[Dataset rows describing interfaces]
>>>

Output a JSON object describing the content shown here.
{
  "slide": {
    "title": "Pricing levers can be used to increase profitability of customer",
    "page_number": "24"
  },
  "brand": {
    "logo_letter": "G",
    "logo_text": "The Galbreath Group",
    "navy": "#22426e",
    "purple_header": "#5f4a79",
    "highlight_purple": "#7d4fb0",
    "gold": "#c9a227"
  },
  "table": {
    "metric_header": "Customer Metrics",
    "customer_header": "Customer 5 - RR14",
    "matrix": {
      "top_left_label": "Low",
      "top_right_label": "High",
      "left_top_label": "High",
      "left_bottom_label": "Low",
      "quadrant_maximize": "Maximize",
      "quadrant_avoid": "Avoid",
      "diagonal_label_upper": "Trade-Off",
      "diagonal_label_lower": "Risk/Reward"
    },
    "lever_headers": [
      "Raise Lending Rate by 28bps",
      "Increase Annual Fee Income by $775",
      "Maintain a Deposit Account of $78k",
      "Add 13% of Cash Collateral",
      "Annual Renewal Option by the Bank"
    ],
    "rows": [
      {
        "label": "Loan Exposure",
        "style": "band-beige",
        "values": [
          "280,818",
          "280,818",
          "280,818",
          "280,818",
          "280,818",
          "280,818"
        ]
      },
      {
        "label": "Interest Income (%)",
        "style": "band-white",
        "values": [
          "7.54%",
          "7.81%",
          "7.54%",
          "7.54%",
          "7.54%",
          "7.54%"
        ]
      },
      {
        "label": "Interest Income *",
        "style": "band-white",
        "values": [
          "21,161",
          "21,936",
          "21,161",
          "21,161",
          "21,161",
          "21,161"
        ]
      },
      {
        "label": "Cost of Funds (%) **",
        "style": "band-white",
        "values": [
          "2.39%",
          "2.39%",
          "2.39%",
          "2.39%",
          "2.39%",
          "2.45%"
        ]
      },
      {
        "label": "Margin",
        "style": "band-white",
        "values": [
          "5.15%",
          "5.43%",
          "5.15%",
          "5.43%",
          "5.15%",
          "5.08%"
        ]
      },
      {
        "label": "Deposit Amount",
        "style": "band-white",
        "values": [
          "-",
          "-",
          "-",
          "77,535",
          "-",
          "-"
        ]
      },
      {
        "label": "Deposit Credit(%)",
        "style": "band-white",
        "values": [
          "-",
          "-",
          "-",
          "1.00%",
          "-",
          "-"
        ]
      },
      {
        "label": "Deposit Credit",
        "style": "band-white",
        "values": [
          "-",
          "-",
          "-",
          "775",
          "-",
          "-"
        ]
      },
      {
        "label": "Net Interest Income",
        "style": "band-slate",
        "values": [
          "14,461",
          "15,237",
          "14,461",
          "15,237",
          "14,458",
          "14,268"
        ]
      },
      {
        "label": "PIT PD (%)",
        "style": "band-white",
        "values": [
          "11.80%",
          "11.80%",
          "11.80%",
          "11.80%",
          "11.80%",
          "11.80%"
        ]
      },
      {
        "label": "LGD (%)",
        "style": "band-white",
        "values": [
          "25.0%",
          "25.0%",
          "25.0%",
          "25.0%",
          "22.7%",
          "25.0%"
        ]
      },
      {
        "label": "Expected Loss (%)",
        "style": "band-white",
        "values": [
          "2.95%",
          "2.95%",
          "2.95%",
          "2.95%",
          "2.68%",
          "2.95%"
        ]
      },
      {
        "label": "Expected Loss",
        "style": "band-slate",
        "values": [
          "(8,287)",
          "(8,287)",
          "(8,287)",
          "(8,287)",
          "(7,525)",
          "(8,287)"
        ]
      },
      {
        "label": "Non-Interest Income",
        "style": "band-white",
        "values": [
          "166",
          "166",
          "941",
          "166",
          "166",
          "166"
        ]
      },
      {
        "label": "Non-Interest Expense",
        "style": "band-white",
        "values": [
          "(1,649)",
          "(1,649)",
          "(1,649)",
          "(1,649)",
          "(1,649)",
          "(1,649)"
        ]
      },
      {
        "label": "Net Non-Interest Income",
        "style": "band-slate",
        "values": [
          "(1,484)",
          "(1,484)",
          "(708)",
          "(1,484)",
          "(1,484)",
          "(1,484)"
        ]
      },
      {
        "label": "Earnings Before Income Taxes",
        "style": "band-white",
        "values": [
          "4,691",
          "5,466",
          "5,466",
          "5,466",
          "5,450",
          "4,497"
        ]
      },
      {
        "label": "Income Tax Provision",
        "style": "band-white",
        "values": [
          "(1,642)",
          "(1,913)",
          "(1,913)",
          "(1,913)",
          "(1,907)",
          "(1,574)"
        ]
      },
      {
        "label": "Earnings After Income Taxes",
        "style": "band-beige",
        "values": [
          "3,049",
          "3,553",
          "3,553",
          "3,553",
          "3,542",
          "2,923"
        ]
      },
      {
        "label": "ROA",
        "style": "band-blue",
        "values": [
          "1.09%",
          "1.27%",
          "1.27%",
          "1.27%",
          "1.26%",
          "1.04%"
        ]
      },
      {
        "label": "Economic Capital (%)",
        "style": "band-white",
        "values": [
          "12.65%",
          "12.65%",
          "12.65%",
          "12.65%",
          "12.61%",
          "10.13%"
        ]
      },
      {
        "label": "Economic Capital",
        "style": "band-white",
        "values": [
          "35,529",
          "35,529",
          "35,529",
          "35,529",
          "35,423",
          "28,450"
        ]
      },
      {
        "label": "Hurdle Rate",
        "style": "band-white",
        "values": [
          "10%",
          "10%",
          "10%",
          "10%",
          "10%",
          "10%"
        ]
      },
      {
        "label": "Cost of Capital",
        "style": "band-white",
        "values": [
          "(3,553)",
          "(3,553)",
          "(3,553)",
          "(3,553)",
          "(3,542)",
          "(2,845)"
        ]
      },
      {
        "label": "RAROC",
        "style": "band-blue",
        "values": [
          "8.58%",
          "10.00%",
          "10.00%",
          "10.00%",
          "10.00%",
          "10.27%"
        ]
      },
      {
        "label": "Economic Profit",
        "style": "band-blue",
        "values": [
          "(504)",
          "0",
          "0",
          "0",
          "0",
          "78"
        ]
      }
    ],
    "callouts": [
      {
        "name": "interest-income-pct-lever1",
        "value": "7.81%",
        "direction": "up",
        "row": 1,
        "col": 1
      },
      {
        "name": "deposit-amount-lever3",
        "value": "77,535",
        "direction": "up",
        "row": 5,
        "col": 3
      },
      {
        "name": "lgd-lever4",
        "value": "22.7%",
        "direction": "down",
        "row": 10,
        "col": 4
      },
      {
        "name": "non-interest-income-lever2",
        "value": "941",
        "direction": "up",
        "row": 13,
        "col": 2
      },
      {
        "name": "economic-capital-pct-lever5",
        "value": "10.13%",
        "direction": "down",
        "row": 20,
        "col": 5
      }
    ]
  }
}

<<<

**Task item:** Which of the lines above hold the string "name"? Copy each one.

**Written solution:**
        "name": "interest-income-pct-lever1",
        "name": "deposit-amount-lever3",
        "name": "lgd-lever4",
        "name": "non-interest-income-lever2",
        "name": "economic-capital-pct-lever5",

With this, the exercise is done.